My own ultimately rather restricted range of dull earth colours and reduced blues and greens arose from my own personal response to the daytime earth colours of the sun-drenched landscape of Māpua ... writers on my work are fond of quoting me as having said ... I wanted to paint the light, but only after it had been absorbed into the earth. It is true.
–Mountford Tosswill Woollaston [i]
Mountford Tosswill Woollaston (1910 – 1998) was born at Toko, a small rural settlement east of Stratford, and raised on a dairy farm near Huinga, Taranaki. Woollaston remains a key figure in the history of 20th century art in Aotearoa New Zealand. His landscape paintings – with their characteristically flat overlapping picture planes, energetic brush-strokes, and pastel and earth toned palette – position him as one of the pioneers of modernism in this country.
Inspired by the musings of English Romantic poets, Woollaston’s first creative outlet was poetry. Having left home in 1928 to go fruit-picking in Motueka, it was during this time that he discovered an interest in art, and in 1931 enrolled at Canterbury College School of Art in Christchurch. However, he quickly found the instruction too conservative and soon moved to Dunedin to study at the Dunedin School of Art. He departed after only two terms and in 1934 moved to Māpua, Nelson, where he began building a tiny house out of dried mud-bricks. In 1936 Woollaston held his first exhibition in Dunedin. Among those visitors to the gallery was a young Colin McCahon, for whom Woollaston’s paintings were a revelation. Shortly afterward the pair met, and it was to be the beginning of an enduring friendship, with McCahon often visiting Māpua during fruit-picking season, and later, McCahon settled at Pangatōtara, near Motueka. In 1950 Woollaston moved to Greymouth with his wife Edith and their children. This relocation brought with it a change not only in subject but also stylistically, with the artist embracing more of those qualities of Abstract Expressionism in response to the drama and scale of the West Coast landscape. In 1968 the family returned to Motueka, where he remained until his death.

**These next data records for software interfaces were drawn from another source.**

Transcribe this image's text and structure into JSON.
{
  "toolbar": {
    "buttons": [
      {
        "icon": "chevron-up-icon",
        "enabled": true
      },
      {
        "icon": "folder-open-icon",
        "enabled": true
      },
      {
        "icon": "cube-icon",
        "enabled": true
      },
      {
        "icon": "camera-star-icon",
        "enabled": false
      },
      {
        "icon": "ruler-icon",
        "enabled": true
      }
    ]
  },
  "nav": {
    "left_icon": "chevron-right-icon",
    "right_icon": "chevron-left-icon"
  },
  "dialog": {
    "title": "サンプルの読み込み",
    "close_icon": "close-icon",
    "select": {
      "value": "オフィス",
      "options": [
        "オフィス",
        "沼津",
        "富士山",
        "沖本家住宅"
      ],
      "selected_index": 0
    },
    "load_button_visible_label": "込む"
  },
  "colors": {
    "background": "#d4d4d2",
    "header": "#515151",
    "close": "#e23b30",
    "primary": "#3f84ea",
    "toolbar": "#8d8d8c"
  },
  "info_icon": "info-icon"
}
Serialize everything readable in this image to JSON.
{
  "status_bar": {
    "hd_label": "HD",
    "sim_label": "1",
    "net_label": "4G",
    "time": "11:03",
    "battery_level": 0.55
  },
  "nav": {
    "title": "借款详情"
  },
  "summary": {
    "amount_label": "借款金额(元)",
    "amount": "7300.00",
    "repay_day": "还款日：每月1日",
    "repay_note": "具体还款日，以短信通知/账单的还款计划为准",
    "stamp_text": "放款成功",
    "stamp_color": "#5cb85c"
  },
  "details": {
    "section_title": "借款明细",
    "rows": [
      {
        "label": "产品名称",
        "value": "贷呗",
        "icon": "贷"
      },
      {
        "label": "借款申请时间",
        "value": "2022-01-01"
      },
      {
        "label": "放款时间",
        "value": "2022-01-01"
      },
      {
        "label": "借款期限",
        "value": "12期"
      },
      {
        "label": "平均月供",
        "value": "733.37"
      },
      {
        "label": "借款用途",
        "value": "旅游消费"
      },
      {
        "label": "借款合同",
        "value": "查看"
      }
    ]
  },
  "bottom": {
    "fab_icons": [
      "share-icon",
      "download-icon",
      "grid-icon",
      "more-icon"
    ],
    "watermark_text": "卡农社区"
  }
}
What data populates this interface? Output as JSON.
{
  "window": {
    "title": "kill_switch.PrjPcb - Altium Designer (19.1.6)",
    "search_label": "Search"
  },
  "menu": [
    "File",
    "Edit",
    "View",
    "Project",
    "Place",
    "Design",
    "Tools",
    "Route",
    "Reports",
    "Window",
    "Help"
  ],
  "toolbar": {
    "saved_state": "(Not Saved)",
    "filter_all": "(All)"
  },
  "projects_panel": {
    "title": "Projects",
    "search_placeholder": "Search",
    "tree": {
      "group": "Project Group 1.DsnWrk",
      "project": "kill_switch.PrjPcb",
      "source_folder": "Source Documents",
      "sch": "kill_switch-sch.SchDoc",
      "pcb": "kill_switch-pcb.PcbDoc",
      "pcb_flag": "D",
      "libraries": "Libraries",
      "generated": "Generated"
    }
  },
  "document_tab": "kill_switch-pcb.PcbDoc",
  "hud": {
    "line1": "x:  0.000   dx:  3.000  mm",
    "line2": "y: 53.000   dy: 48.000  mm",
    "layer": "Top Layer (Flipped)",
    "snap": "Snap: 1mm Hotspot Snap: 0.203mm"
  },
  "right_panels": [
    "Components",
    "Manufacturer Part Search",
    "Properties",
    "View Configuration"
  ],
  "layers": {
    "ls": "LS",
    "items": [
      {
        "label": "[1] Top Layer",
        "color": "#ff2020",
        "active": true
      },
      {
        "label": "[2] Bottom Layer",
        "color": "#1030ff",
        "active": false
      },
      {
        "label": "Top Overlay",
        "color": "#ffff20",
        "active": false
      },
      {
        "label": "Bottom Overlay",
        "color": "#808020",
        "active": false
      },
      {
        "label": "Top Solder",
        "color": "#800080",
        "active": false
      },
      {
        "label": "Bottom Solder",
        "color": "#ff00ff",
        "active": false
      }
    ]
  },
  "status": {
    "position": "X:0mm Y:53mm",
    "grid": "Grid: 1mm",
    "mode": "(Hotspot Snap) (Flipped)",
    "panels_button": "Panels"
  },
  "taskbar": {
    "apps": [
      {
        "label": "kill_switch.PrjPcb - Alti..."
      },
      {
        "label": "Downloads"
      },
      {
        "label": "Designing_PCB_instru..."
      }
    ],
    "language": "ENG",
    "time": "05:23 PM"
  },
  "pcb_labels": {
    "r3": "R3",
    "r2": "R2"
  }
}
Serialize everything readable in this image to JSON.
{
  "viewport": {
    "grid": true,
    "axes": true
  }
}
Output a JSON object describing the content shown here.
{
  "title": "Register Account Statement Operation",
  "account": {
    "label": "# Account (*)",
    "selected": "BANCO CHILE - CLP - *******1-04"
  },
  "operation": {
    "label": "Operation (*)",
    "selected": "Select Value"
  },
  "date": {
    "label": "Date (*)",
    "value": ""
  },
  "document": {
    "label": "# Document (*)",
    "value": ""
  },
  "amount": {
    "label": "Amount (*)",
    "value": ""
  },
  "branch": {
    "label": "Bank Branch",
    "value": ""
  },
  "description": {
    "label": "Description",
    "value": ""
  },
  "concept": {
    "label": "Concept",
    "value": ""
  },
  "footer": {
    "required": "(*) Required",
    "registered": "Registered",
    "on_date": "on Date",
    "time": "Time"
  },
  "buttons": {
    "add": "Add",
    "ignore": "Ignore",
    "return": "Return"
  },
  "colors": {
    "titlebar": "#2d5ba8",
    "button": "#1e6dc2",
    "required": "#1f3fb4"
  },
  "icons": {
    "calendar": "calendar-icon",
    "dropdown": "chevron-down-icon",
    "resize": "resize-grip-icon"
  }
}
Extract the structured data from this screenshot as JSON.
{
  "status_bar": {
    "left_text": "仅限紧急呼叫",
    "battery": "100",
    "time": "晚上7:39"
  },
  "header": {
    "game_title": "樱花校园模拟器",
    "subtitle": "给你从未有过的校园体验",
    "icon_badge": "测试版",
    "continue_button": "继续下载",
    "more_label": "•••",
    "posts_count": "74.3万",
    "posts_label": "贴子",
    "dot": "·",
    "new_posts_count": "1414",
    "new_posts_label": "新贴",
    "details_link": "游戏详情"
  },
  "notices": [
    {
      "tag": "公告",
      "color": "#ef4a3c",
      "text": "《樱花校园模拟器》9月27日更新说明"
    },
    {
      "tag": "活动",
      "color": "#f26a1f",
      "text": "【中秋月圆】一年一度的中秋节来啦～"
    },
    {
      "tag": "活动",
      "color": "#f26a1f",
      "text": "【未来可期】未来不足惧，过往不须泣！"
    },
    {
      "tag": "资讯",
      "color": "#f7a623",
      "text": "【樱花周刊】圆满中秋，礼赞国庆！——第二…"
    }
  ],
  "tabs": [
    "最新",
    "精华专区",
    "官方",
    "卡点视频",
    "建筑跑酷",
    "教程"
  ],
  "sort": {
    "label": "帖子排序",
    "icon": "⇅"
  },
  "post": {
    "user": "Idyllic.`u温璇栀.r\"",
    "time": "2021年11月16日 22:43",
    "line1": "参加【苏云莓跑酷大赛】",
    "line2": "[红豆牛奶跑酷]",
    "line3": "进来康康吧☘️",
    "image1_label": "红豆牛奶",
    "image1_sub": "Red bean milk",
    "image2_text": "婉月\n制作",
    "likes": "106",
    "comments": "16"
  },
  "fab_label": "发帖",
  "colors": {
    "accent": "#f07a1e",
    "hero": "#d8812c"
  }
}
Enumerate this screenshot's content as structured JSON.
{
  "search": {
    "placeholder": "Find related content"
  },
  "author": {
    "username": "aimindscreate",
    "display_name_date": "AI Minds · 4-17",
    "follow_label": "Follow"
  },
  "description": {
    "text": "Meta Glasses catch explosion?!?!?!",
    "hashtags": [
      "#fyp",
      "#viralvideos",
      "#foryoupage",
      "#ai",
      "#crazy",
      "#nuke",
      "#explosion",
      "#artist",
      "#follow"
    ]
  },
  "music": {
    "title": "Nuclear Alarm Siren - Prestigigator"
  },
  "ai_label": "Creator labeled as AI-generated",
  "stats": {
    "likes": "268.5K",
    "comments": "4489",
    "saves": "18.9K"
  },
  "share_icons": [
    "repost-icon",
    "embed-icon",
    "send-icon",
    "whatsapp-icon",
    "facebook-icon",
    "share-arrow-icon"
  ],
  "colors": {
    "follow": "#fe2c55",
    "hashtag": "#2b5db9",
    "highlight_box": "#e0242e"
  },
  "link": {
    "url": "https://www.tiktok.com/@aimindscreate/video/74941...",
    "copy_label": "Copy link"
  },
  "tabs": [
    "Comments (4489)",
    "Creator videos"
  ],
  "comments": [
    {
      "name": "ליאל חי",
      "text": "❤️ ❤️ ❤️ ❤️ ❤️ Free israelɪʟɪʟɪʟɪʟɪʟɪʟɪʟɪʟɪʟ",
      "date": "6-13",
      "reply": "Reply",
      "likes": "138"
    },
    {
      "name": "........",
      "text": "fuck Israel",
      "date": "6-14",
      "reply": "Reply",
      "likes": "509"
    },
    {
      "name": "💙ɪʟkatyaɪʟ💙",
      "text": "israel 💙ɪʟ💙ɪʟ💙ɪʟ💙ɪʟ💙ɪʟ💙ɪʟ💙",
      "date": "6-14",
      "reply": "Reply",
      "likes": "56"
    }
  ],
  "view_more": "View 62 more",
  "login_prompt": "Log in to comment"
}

It is often a challenge to write about historically significant artists without becoming too preoccupied with biography, weighed down by the exact recording of dates and events. When thinking about Woollaston, it is equally difficult to speak to his life and work without tracing every physical movement, taking note of each time he moved from one town or city to another. But Woollaston’s life seems so much of the land – from his early days working as an orchardist, to building his mud brick house at Māpua – and the landscapes within which he lived were so integral to his practice, and so essential to the man himself, that is seems vital to record these geographical shifts that informed the subject of his work.
Woollaston would repeatedly return to paint a particular view or mountain range or lake edge, sometimes over and over and over again, in a constant endeavour to more closely capture a sense of truth and an immediacy of experience. While most recognised for his landscape paintings, he was equally inspired by the human form and created many portraits, treating each subject with the same intensity in an attempt to render on paper those same sensations found in his landscapes.
[i] Toss Woollaston in Pound, F. The invention of New Zealand: art & national identity, 1930-1970 Auckland: Auckland University Press (2009), p 54.